The 5476 Senate Bill is among nine measures launched to respond to the Supreme Court’s decision. It’s also broadly viewed as most likely to ascend before the legislative session is concluded on April 25. If approved, it would show a shift from the futile Drug War towards a health approach to drug use.
According to the bill, small possession of recreational marijuana would still be decriminalized. 21 and older individuals caught with those amounts would be referred to diagnosis and treatment but won’t be regarded as a criminal or civil offense. This provision was adopted from Oregon’s voter-approved decriminalization regulation. Publicly using or opening a regulated substance would attract a $125 civil fine, which could defray administrative expenses incurred from the jurisdiction’s sudden decriminalization.

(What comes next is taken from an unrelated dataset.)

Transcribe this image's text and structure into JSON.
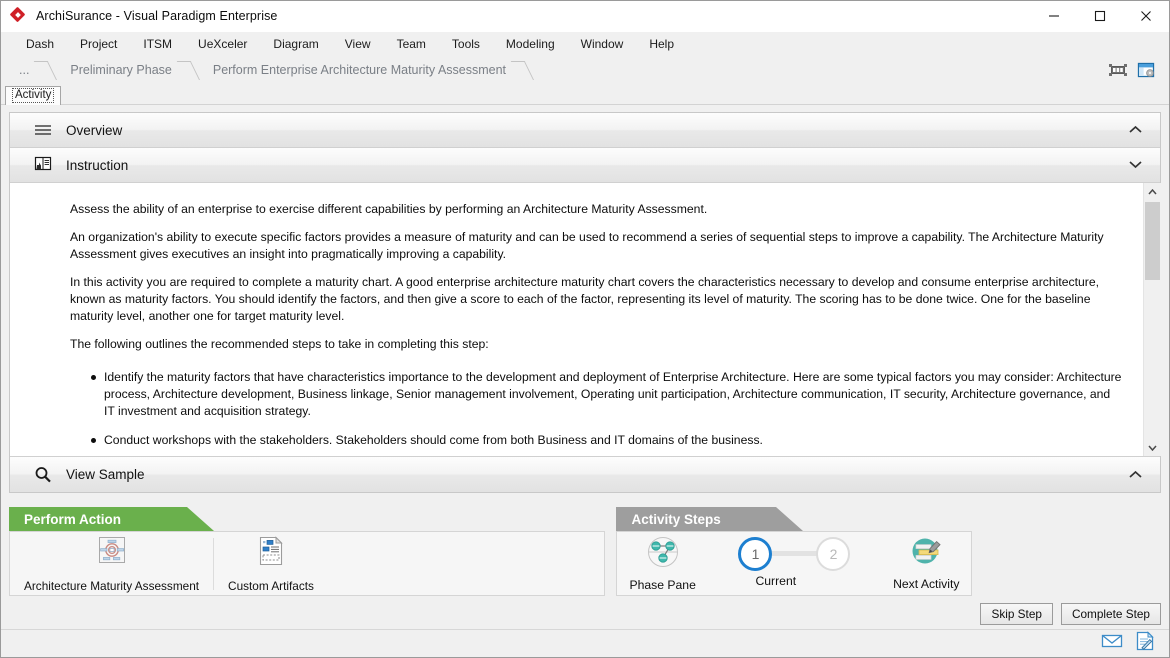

The reform could reinstate criminal offenses for activities outside the periphery of minor possession. Adults caught with more than recreational amounts would be classified under a Class C misdemeanor. Possession by any person below 21 would be regarded as a gross felony.
Senate’s Ways and Means Commission took about 60 minutes of Monday’s initial testimony; however, it didn’t vote on the bill. More efforts haven’t been scheduled yet.
Senator Manka Dhingra,the legislation’s sponsor, said that the Blake decision’s outcome and timing were unexpected during the hearing. Several hours after the ruling, law enforcement departments across the region said that would instantly stop drug possession arrests.
Prosecutors also started preparations to drink continuing cases and submit mandates that expunge past convictions. Courts and the state corrections department are currently scrambling to tackle the repercussions.
Dhingra explained to the committee that there two queries in the wake of the Supreme Court’s decision: the first being, does the territory have to act? While the second was, which is the appropriate response?